- [DATA RECORDS]
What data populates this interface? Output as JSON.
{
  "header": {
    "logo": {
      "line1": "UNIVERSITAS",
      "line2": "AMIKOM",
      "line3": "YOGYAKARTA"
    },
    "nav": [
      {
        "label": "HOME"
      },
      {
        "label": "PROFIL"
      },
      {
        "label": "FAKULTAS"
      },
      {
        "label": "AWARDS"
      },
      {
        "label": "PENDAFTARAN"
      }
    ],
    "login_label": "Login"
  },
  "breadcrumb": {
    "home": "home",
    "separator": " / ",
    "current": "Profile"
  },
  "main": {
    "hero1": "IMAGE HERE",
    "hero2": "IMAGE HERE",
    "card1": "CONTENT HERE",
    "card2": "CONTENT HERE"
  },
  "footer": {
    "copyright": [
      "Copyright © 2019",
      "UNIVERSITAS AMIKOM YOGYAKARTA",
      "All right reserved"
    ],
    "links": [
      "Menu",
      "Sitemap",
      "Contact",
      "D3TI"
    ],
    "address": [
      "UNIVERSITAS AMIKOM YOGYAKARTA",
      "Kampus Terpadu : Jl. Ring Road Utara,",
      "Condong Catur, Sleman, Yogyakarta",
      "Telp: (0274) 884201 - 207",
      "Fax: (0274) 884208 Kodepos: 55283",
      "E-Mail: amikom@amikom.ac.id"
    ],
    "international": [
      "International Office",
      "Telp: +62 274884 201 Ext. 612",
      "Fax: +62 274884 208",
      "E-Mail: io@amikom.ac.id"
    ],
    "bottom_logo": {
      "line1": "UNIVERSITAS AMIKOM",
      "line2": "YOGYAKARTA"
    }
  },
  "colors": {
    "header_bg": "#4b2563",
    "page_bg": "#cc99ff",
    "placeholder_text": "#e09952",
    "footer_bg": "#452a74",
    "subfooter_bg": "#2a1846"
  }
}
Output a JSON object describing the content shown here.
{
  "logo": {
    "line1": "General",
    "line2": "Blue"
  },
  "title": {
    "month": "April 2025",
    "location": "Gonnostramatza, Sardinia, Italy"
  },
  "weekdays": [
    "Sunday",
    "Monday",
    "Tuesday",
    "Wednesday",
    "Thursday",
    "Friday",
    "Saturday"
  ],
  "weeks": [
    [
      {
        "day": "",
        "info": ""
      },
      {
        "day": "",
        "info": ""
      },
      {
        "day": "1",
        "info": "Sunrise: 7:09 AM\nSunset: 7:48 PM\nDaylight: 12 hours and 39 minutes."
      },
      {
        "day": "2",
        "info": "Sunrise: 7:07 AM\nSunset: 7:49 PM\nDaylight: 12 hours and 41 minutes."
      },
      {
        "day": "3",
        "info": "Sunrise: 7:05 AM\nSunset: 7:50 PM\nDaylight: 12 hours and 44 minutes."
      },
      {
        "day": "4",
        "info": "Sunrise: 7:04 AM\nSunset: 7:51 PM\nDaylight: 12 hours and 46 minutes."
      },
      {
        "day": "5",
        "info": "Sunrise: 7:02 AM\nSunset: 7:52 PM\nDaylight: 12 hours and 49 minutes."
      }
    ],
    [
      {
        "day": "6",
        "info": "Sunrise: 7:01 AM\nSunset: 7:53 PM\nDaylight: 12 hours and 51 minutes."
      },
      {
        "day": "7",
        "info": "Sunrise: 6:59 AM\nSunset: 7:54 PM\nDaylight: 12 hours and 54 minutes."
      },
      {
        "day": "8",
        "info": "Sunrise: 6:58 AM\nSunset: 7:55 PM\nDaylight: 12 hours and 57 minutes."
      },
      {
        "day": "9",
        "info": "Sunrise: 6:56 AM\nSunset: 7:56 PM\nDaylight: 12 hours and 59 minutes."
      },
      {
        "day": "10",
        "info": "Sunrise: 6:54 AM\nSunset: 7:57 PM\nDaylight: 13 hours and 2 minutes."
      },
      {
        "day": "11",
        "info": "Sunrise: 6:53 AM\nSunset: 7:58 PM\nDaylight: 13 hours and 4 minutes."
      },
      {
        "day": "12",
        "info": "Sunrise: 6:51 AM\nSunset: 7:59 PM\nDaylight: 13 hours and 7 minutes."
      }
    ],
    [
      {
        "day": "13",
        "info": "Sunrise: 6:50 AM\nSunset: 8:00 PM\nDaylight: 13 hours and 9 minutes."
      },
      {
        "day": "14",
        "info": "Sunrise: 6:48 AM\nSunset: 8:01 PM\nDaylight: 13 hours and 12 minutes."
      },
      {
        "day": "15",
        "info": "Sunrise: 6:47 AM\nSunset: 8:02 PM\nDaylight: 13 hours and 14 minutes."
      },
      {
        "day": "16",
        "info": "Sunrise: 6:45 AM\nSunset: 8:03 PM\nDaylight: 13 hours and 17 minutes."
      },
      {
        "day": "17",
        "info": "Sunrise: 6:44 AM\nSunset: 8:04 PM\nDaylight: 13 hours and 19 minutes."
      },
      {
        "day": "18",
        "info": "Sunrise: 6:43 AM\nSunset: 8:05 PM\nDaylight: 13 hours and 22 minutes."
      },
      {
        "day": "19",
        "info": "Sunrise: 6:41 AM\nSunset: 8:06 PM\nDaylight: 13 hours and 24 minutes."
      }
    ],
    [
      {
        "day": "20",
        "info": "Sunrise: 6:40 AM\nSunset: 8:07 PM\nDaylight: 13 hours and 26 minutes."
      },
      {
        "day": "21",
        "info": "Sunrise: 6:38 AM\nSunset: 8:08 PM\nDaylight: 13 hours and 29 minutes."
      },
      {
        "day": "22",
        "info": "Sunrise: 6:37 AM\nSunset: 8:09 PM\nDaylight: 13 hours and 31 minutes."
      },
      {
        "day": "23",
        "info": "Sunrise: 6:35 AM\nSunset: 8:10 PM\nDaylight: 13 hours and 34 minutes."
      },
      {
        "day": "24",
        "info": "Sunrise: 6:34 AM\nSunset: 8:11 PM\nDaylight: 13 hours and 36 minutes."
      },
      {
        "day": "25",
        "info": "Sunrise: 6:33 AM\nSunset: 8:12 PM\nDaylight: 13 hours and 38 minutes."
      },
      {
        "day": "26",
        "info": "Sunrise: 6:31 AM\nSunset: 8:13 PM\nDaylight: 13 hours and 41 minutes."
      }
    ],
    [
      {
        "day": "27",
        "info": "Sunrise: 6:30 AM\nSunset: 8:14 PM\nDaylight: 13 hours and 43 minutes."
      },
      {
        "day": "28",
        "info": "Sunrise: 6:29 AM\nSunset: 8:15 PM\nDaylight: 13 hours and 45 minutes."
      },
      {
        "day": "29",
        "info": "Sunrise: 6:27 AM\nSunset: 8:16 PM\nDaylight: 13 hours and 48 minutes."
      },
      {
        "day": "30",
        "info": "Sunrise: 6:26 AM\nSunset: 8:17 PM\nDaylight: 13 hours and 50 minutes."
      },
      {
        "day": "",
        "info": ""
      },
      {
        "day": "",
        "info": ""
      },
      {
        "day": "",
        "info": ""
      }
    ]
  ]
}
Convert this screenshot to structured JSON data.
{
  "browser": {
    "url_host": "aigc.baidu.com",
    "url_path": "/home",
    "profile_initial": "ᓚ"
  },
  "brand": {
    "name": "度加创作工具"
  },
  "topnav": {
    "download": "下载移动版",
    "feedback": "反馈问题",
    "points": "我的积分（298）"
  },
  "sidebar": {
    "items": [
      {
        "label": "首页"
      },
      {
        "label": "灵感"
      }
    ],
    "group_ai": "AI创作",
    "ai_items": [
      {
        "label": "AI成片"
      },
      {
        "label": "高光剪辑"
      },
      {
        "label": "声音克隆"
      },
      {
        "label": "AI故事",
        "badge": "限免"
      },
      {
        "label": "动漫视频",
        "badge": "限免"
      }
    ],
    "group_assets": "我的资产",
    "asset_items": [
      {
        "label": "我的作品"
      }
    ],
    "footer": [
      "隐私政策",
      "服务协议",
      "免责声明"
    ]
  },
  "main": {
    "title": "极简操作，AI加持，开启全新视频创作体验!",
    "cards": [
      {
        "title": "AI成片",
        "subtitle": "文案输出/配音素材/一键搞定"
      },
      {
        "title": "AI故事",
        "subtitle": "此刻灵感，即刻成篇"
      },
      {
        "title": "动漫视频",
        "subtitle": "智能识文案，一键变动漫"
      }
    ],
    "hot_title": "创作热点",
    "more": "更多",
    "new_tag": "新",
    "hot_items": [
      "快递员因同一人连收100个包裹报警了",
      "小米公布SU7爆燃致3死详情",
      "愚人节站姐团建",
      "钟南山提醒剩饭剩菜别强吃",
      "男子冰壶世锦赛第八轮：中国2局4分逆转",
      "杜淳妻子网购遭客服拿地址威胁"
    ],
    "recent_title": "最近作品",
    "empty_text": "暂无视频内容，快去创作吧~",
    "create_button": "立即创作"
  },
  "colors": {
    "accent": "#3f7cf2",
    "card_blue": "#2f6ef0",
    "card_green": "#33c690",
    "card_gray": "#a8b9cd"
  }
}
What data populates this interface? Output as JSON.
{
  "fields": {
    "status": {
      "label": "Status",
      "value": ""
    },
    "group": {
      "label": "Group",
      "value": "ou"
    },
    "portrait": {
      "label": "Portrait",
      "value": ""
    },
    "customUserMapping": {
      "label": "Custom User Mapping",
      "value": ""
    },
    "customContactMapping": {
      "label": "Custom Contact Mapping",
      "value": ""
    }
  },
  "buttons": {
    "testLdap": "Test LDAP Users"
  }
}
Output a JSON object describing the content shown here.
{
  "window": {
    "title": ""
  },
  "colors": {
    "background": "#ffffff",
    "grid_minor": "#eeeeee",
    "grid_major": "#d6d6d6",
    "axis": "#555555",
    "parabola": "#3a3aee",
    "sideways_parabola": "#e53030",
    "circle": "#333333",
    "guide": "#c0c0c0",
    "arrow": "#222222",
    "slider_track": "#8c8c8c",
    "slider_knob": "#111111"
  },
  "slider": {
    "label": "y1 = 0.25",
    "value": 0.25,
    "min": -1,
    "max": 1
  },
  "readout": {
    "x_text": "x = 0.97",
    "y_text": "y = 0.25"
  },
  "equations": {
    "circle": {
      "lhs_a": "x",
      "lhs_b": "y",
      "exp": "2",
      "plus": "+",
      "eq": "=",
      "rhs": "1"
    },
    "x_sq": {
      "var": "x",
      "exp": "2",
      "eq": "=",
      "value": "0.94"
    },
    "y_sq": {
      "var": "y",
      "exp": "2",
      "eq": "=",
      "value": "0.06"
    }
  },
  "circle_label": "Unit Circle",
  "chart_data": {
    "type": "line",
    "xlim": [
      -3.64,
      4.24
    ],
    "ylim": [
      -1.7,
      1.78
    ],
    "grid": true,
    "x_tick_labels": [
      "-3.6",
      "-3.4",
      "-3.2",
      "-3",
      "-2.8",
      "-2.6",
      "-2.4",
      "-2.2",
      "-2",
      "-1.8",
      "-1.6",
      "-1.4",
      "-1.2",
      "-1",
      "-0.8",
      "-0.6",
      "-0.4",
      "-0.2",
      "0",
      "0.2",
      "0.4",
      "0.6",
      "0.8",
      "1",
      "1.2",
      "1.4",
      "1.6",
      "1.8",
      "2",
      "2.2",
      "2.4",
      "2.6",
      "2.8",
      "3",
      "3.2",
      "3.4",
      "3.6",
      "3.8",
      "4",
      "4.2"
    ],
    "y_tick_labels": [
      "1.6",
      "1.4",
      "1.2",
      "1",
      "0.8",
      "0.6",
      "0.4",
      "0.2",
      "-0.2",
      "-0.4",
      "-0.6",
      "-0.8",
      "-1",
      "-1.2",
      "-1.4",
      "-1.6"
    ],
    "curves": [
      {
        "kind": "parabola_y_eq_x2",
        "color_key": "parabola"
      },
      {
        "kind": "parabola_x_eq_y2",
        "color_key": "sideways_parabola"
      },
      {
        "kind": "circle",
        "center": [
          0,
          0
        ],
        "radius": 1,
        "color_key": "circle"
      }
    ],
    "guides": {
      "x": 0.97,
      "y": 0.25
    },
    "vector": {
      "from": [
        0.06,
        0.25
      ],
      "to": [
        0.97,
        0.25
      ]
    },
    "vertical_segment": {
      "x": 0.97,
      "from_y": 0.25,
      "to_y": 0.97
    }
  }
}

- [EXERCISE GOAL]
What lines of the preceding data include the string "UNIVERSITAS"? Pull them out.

- [RESULT FOR THIS EXERCISE]
      "line1": "UNIVERSITAS",
      "UNIVERSITAS AMIKOM YOGYAKARTA",
      "UNIVERSITAS AMIKOM YOGYAKARTA",
      "line1": "UNIVERSITAS AMIKOM",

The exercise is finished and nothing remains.